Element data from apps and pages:
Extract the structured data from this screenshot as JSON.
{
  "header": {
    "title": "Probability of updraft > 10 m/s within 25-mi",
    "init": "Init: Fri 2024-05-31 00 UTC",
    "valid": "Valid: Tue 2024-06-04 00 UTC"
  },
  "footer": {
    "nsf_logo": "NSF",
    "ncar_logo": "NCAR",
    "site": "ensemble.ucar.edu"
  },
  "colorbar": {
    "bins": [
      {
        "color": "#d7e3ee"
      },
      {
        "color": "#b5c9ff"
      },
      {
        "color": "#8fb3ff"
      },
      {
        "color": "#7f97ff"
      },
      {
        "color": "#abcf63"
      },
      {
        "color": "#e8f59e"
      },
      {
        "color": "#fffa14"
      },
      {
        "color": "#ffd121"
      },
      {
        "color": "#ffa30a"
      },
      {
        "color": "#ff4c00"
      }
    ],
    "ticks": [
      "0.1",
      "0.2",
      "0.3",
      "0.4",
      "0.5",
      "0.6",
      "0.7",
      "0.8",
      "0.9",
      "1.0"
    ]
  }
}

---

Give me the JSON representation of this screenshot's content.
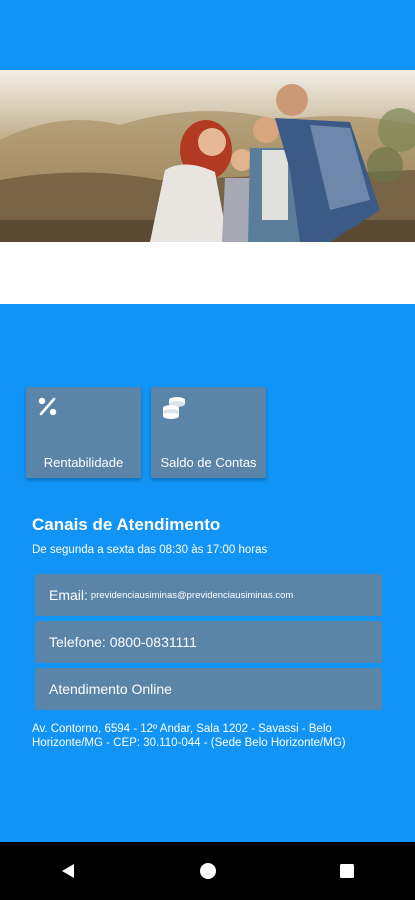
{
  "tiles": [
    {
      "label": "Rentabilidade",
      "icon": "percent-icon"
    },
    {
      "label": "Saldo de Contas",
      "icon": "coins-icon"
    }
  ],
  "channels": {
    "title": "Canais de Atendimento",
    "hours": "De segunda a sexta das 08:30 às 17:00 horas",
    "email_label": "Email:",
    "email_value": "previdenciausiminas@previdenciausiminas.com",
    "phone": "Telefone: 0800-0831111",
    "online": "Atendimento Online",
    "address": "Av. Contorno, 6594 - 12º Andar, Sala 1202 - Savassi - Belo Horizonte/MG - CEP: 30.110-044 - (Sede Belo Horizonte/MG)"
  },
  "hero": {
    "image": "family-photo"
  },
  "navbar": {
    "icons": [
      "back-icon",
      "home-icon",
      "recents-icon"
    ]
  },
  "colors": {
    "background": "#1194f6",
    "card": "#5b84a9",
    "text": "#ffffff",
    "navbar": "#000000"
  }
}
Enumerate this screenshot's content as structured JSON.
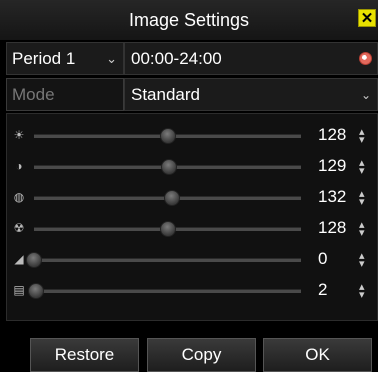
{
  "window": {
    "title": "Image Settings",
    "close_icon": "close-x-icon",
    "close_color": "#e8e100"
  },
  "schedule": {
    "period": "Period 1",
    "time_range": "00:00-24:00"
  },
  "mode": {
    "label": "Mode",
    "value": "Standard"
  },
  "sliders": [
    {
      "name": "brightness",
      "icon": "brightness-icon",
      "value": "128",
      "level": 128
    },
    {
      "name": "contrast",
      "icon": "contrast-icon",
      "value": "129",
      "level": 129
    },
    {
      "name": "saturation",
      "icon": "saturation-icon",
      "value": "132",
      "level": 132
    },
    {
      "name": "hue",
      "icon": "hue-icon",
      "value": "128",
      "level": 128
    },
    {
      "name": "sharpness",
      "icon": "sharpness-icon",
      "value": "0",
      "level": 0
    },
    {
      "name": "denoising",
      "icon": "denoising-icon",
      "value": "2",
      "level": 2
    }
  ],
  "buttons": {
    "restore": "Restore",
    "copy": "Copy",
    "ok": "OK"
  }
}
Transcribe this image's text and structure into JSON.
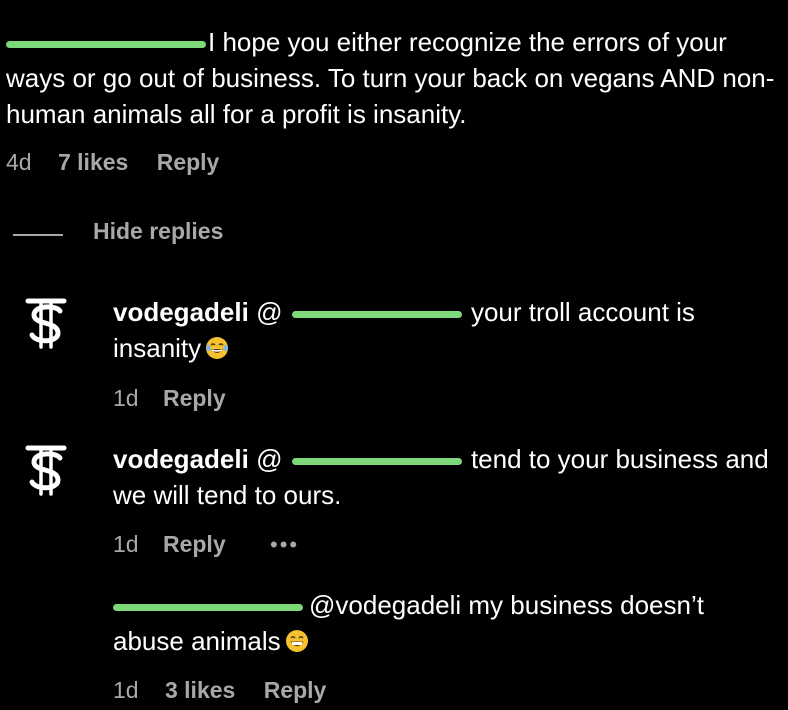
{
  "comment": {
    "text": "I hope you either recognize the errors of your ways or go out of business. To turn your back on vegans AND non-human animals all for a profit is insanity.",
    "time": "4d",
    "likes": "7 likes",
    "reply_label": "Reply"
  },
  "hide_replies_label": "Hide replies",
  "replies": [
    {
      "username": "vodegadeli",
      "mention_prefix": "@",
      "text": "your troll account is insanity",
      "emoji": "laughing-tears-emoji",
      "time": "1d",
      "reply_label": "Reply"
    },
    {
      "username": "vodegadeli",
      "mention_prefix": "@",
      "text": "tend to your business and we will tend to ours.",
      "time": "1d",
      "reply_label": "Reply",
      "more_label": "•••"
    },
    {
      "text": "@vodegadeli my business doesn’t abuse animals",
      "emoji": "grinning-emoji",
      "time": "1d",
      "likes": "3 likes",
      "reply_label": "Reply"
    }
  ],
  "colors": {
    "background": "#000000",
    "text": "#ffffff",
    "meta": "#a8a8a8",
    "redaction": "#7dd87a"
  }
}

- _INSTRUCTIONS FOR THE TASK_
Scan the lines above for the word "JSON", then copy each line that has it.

- _WRITTEN REPLY_
Extract the structured data from this screenshot as JSON.
Give me the JSON representation of this screenshot's content.
Enumerate this screenshot's content as structured JSON.
Transcribe this image's text and structure into JSON.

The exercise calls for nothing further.